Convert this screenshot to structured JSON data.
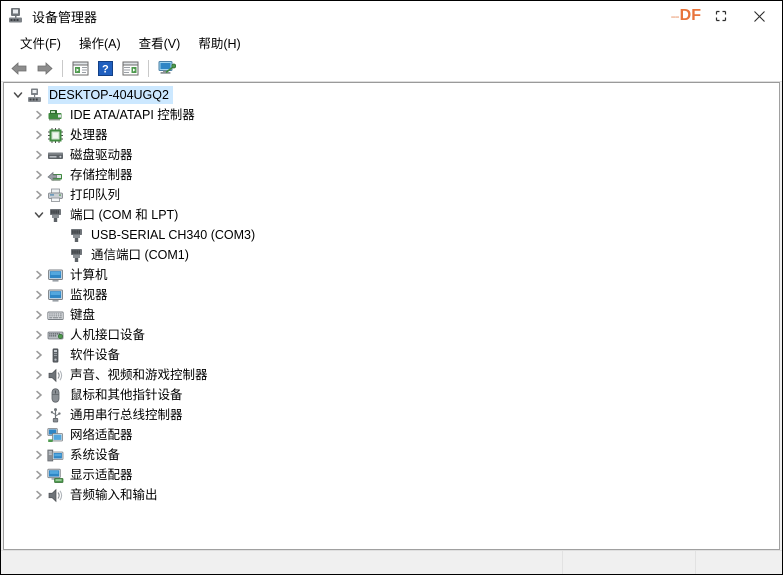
{
  "window": {
    "title": "设备管理器",
    "app_icon": "device-manager-icon",
    "watermark": "DF",
    "watermark_dash": "--",
    "controls": {
      "maximize": "maximize-icon",
      "close": "close-icon"
    }
  },
  "menubar": {
    "items": [
      {
        "label": "文件(F)",
        "name": "menu-file"
      },
      {
        "label": "操作(A)",
        "name": "menu-action"
      },
      {
        "label": "查看(V)",
        "name": "menu-view"
      },
      {
        "label": "帮助(H)",
        "name": "menu-help"
      }
    ]
  },
  "toolbar": {
    "buttons": [
      {
        "name": "back-arrow-icon",
        "tooltip": "后退"
      },
      {
        "name": "forward-arrow-icon",
        "tooltip": "前进"
      },
      {
        "name": "show-hide-console-tree-icon",
        "tooltip": "显示/隐藏控制台树"
      },
      {
        "name": "help-icon",
        "tooltip": "帮助"
      },
      {
        "name": "properties-icon",
        "tooltip": "属性"
      },
      {
        "name": "scan-hardware-changes-icon",
        "tooltip": "扫描检测硬件改动"
      }
    ]
  },
  "tree": {
    "root": {
      "label": "DESKTOP-404UGQ2",
      "icon": "computer-node-icon",
      "expanded": true,
      "selected": true
    },
    "items": [
      {
        "label": "IDE ATA/ATAPI 控制器",
        "icon": "ide-controller-icon",
        "level": 1,
        "expanded": false
      },
      {
        "label": "处理器",
        "icon": "processor-icon",
        "level": 1,
        "expanded": false
      },
      {
        "label": "磁盘驱动器",
        "icon": "disk-drive-icon",
        "level": 1,
        "expanded": false
      },
      {
        "label": "存储控制器",
        "icon": "storage-controller-icon",
        "level": 1,
        "expanded": false
      },
      {
        "label": "打印队列",
        "icon": "printer-icon",
        "level": 1,
        "expanded": false
      },
      {
        "label": "端口 (COM 和 LPT)",
        "icon": "port-icon",
        "level": 1,
        "expanded": true
      },
      {
        "label": "USB-SERIAL CH340 (COM3)",
        "icon": "port-icon",
        "level": 2,
        "expanded": null
      },
      {
        "label": "通信端口 (COM1)",
        "icon": "port-icon",
        "level": 2,
        "expanded": null
      },
      {
        "label": "计算机",
        "icon": "monitor-icon",
        "level": 1,
        "expanded": false
      },
      {
        "label": "监视器",
        "icon": "monitor-icon",
        "level": 1,
        "expanded": false
      },
      {
        "label": "键盘",
        "icon": "keyboard-icon",
        "level": 1,
        "expanded": false
      },
      {
        "label": "人机接口设备",
        "icon": "hid-icon",
        "level": 1,
        "expanded": false
      },
      {
        "label": "软件设备",
        "icon": "software-device-icon",
        "level": 1,
        "expanded": false
      },
      {
        "label": "声音、视频和游戏控制器",
        "icon": "speaker-icon",
        "level": 1,
        "expanded": false
      },
      {
        "label": "鼠标和其他指针设备",
        "icon": "mouse-icon",
        "level": 1,
        "expanded": false
      },
      {
        "label": "通用串行总线控制器",
        "icon": "usb-icon",
        "level": 1,
        "expanded": false
      },
      {
        "label": "网络适配器",
        "icon": "network-adapter-icon",
        "level": 1,
        "expanded": false
      },
      {
        "label": "系统设备",
        "icon": "system-device-icon",
        "level": 1,
        "expanded": false
      },
      {
        "label": "显示适配器",
        "icon": "display-adapter-icon",
        "level": 1,
        "expanded": false
      },
      {
        "label": "音频输入和输出",
        "icon": "speaker-icon",
        "level": 1,
        "expanded": false
      }
    ]
  },
  "statusbar": {
    "main_text": "",
    "cell_b_text": "",
    "cell_c_text": ""
  },
  "colors": {
    "selection": "#cce8ff",
    "watermark": "#e8743b",
    "icon_green": "#3f8a3f",
    "icon_blue": "#3a9ad9",
    "chevron": "#9a9a9a",
    "panel_border": "#a0a0a0"
  }
}
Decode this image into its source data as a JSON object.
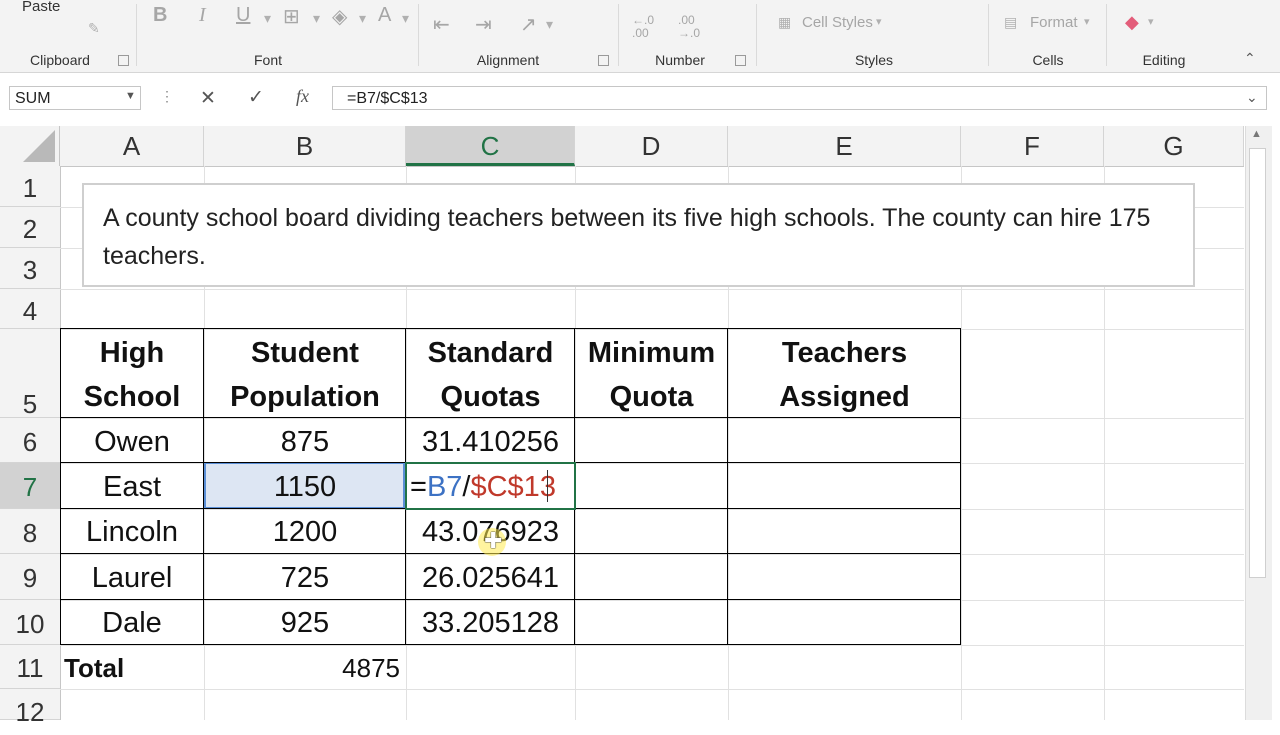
{
  "ribbon": {
    "paste_label": "Paste",
    "groups": [
      "Clipboard",
      "Font",
      "Alignment",
      "Number",
      "Styles",
      "Cells",
      "Editing"
    ],
    "cell_styles_label": "Cell Styles",
    "format_label": "Format",
    "bold": "B",
    "italic": "I",
    "underline": "U",
    "font_color": "A",
    "num_inc": "←.0\n.00",
    "num_dec": ".00\n→.0"
  },
  "formula_bar": {
    "name_box": "SUM",
    "cancel": "✕",
    "enter": "✓",
    "fx": "fx",
    "formula": "=B7/$C$13"
  },
  "columns": [
    "A",
    "B",
    "C",
    "D",
    "E",
    "F",
    "G"
  ],
  "rows": [
    "1",
    "2",
    "3",
    "4",
    "5",
    "6",
    "7",
    "8",
    "9",
    "10",
    "11",
    "12"
  ],
  "textbox": "A county school board dividing teachers between its five high schools.  The county can hire 175 teachers.",
  "table": {
    "headers": [
      [
        "High",
        "School"
      ],
      [
        "Student",
        "Population"
      ],
      [
        "Standard",
        "Quotas"
      ],
      [
        "Minimum",
        "Quota"
      ],
      [
        "Teachers",
        "Assigned"
      ]
    ],
    "rows": [
      {
        "school": "Owen",
        "population": "875",
        "quota": "31.410256"
      },
      {
        "school": "East",
        "population": "1150",
        "quota": ""
      },
      {
        "school": "Lincoln",
        "population": "1200",
        "quota": "43.076923"
      },
      {
        "school": "Laurel",
        "population": "725",
        "quota": "26.025641"
      },
      {
        "school": "Dale",
        "population": "925",
        "quota": "33.205128"
      }
    ],
    "total_label": "Total",
    "total_value": "4875"
  },
  "editing_cell": {
    "eq": "=",
    "ref1": "B7",
    "slash": "/",
    "ref2": "$C$13"
  },
  "colors": {
    "excel_green": "#217346",
    "ref_blue": "#3d72c4",
    "ref_red": "#c0392b"
  }
}
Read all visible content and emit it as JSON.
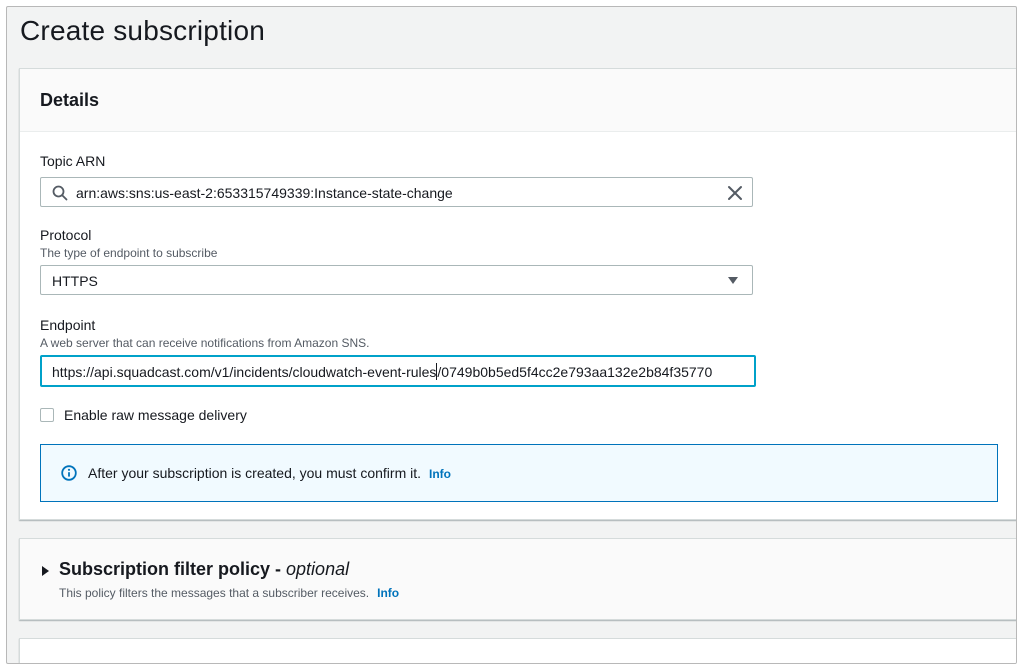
{
  "page": {
    "title": "Create subscription"
  },
  "details": {
    "heading": "Details",
    "topic_arn": {
      "label": "Topic ARN",
      "value": "arn:aws:sns:us-east-2:653315749339:Instance-state-change"
    },
    "protocol": {
      "label": "Protocol",
      "description": "The type of endpoint to subscribe",
      "value": "HTTPS"
    },
    "endpoint": {
      "label": "Endpoint",
      "description": "A web server that can receive notifications from Amazon SNS.",
      "value_before_cursor": "https://api.squadcast.com/v1/incidents/cloudwatch-event-rules",
      "value_after_cursor": "/0749b0b5ed5f4cc2e793aa132e2b84f35770"
    },
    "raw_delivery": {
      "label": "Enable raw message delivery",
      "checked": false
    },
    "alert": {
      "text": "After your subscription is created, you must confirm it.",
      "link": "Info"
    }
  },
  "filter_policy": {
    "title": "Subscription filter policy - ",
    "title_optional": "optional",
    "description": "This policy filters the messages that a subscriber receives.",
    "link": "Info"
  },
  "colors": {
    "accent": "#0073bb",
    "focus": "#00a1c9",
    "alert_bg": "#f1faff"
  }
}
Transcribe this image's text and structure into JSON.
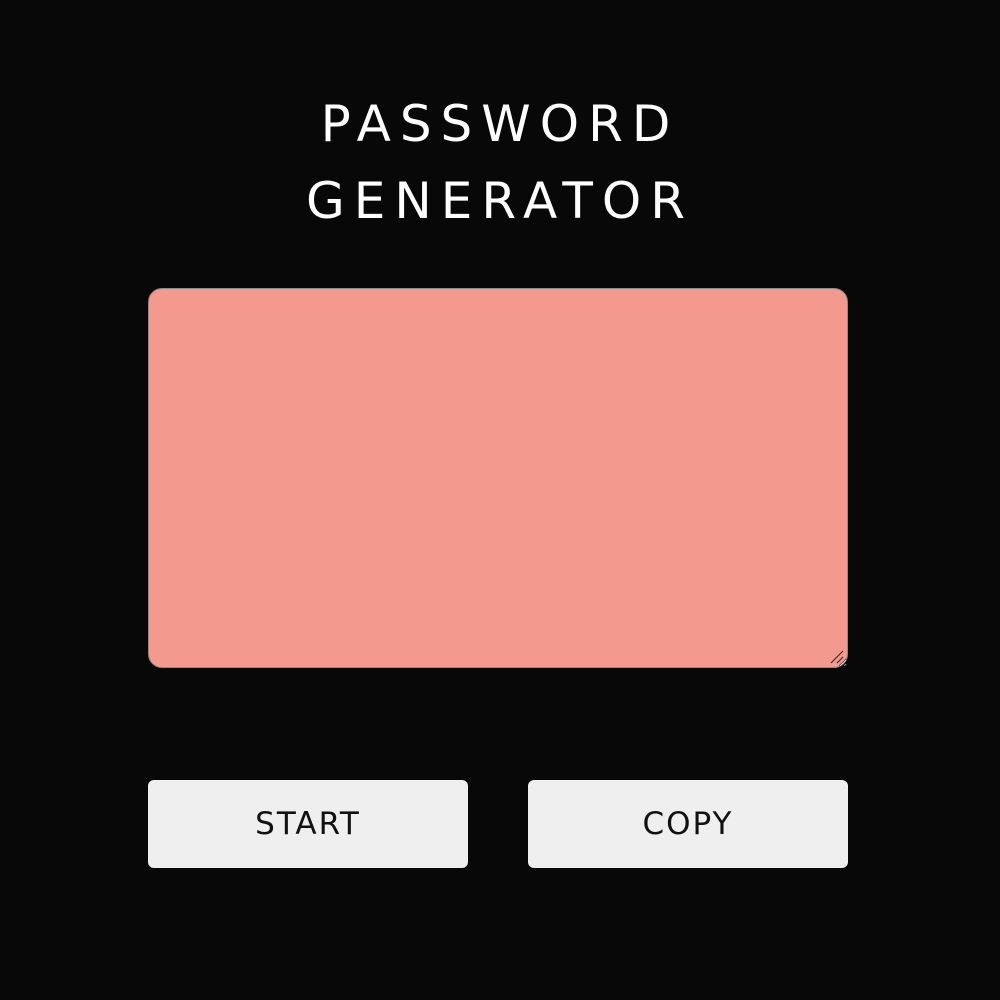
{
  "header": {
    "title_line1": "PASSWORD",
    "title_line2": "GENERATOR"
  },
  "output": {
    "value": "",
    "background_color": "#f3998d"
  },
  "actions": {
    "start_label": "START",
    "copy_label": "COPY"
  },
  "theme": {
    "page_background": "#080808",
    "button_background": "#efefef"
  }
}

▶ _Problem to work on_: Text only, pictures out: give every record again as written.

▶ _Finished task_:
Convert this screenshot to structured JSON data.
{
  "window": {
    "title": "设备管理器",
    "app_icon": "device-manager-icon",
    "watermark": "DF",
    "watermark_dash": "--",
    "controls": {
      "maximize": "maximize-icon",
      "close": "close-icon"
    }
  },
  "menubar": {
    "items": [
      {
        "label": "文件(F)",
        "name": "menu-file"
      },
      {
        "label": "操作(A)",
        "name": "menu-action"
      },
      {
        "label": "查看(V)",
        "name": "menu-view"
      },
      {
        "label": "帮助(H)",
        "name": "menu-help"
      }
    ]
  },
  "toolbar": {
    "buttons": [
      {
        "name": "back-arrow-icon",
        "tooltip": "后退"
      },
      {
        "name": "forward-arrow-icon",
        "tooltip": "前进"
      },
      {
        "name": "show-hide-console-tree-icon",
        "tooltip": "显示/隐藏控制台树"
      },
      {
        "name": "help-icon",
        "tooltip": "帮助"
      },
      {
        "name": "properties-icon",
        "tooltip": "属性"
      },
      {
        "name": "scan-hardware-changes-icon",
        "tooltip": "扫描检测硬件改动"
      }
    ]
  },
  "tree": {
    "root": {
      "label": "DESKTOP-404UGQ2",
      "icon": "computer-node-icon",
      "expanded": true,
      "selected": true
    },
    "items": [
      {
        "label": "IDE ATA/ATAPI 控制器",
        "icon": "ide-controller-icon",
        "level": 1,
        "expanded": false
      },
      {
        "label": "处理器",
        "icon": "processor-icon",
        "level": 1,
        "expanded": false
      },
      {
        "label": "磁盘驱动器",
        "icon": "disk-drive-icon",
        "level": 1,
        "expanded": false
      },
      {
        "label": "存储控制器",
        "icon": "storage-controller-icon",
        "level": 1,
        "expanded": false
      },
      {
        "label": "打印队列",
        "icon": "printer-icon",
        "level": 1,
        "expanded": false
      },
      {
        "label": "端口 (COM 和 LPT)",
        "icon": "port-icon",
        "level": 1,
        "expanded": true
      },
      {
        "label": "USB-SERIAL CH340 (COM3)",
        "icon": "port-icon",
        "level": 2,
        "expanded": null
      },
      {
        "label": "通信端口 (COM1)",
        "icon": "port-icon",
        "level": 2,
        "expanded": null
      },
      {
        "label": "计算机",
        "icon": "monitor-icon",
        "level": 1,
        "expanded": false
      },
      {
        "label": "监视器",
        "icon": "monitor-icon",
        "level": 1,
        "expanded": false
      },
      {
        "label": "键盘",
        "icon": "keyboard-icon",
        "level": 1,
        "expanded": false
      },
      {
        "label": "人机接口设备",
        "icon": "hid-icon",
        "level": 1,
        "expanded": false
      },
      {
        "label": "软件设备",
        "icon": "software-device-icon",
        "level": 1,
        "expanded": false
      },
      {
        "label": "声音、视频和游戏控制器",
        "icon": "speaker-icon",
        "level": 1,
        "expanded": false
      },
      {
        "label": "鼠标和其他指针设备",
        "icon": "mouse-icon",
        "level": 1,
        "expanded": false
      },
      {
        "label": "通用串行总线控制器",
        "icon": "usb-icon",
        "level": 1,
        "expanded": false
      },
      {
        "label": "网络适配器",
        "icon": "network-adapter-icon",
        "level": 1,
        "expanded": false
      },
      {
        "label": "系统设备",
        "icon": "system-device-icon",
        "level": 1,
        "expanded": false
      },
      {
        "label": "显示适配器",
        "icon": "display-adapter-icon",
        "level": 1,
        "expanded": false
      },
      {
        "label": "音频输入和输出",
        "icon": "speaker-icon",
        "level": 1,
        "expanded": false
      }
    ]
  },
  "statusbar": {
    "main_text": "",
    "cell_b_text": "",
    "cell_c_text": ""
  },
  "colors": {
    "selection": "#cce8ff",
    "watermark": "#e8743b",
    "icon_green": "#3f8a3f",
    "icon_blue": "#3a9ad9",
    "chevron": "#9a9a9a",
    "panel_border": "#a0a0a0"
  }
}
Decode this image into its source data as a JSON object.
{
  "ribbon": {
    "paste_label": "Paste",
    "groups": [
      "Clipboard",
      "Font",
      "Alignment",
      "Number",
      "Styles",
      "Cells",
      "Editing"
    ],
    "cell_styles_label": "Cell Styles",
    "format_label": "Format",
    "bold": "B",
    "italic": "I",
    "underline": "U",
    "font_color": "A",
    "num_inc": "←.0\n.00",
    "num_dec": ".00\n→.0"
  },
  "formula_bar": {
    "name_box": "SUM",
    "cancel": "✕",
    "enter": "✓",
    "fx": "fx",
    "formula": "=B7/$C$13"
  },
  "columns": [
    "A",
    "B",
    "C",
    "D",
    "E",
    "F",
    "G"
  ],
  "rows": [
    "1",
    "2",
    "3",
    "4",
    "5",
    "6",
    "7",
    "8",
    "9",
    "10",
    "11",
    "12"
  ],
  "textbox": "A county school board dividing teachers between its five high schools.  The county can hire 175 teachers.",
  "table": {
    "headers": [
      [
        "High",
        "School"
      ],
      [
        "Student",
        "Population"
      ],
      [
        "Standard",
        "Quotas"
      ],
      [
        "Minimum",
        "Quota"
      ],
      [
        "Teachers",
        "Assigned"
      ]
    ],
    "rows": [
      {
        "school": "Owen",
        "population": "875",
        "quota": "31.410256"
      },
      {
        "school": "East",
        "population": "1150",
        "quota": ""
      },
      {
        "school": "Lincoln",
        "population": "1200",
        "quota": "43.076923"
      },
      {
        "school": "Laurel",
        "population": "725",
        "quota": "26.025641"
      },
      {
        "school": "Dale",
        "population": "925",
        "quota": "33.205128"
      }
    ],
    "total_label": "Total",
    "total_value": "4875"
  },
  "editing_cell": {
    "eq": "=",
    "ref1": "B7",
    "slash": "/",
    "ref2": "$C$13"
  },
  "colors": {
    "excel_green": "#217346",
    "ref_blue": "#3d72c4",
    "ref_red": "#c0392b"
  }
}
Read all visible content and emit it as JSON.
{
  "page": {
    "title": "Create subscription"
  },
  "details": {
    "heading": "Details",
    "topic_arn": {
      "label": "Topic ARN",
      "value": "arn:aws:sns:us-east-2:653315749339:Instance-state-change"
    },
    "protocol": {
      "label": "Protocol",
      "description": "The type of endpoint to subscribe",
      "value": "HTTPS"
    },
    "endpoint": {
      "label": "Endpoint",
      "description": "A web server that can receive notifications from Amazon SNS.",
      "value_before_cursor": "https://api.squadcast.com/v1/incidents/cloudwatch-event-rules",
      "value_after_cursor": "/0749b0b5ed5f4cc2e793aa132e2b84f35770"
    },
    "raw_delivery": {
      "label": "Enable raw message delivery",
      "checked": false
    },
    "alert": {
      "text": "After your subscription is created, you must confirm it.",
      "link": "Info"
    }
  },
  "filter_policy": {
    "title": "Subscription filter policy - ",
    "title_optional": "optional",
    "description": "This policy filters the messages that a subscriber receives.",
    "link": "Info"
  },
  "colors": {
    "accent": "#0073bb",
    "focus": "#00a1c9",
    "alert_bg": "#f1faff"
  }
}
Transcribe this image's text and structure into JSON.
{
  "header": {
    "title_line1": "PASSWORD",
    "title_line2": "GENERATOR"
  },
  "output": {
    "value": "",
    "background_color": "#f3998d"
  },
  "actions": {
    "start_label": "START",
    "copy_label": "COPY"
  },
  "theme": {
    "page_background": "#080808",
    "button_background": "#efefef"
  }
}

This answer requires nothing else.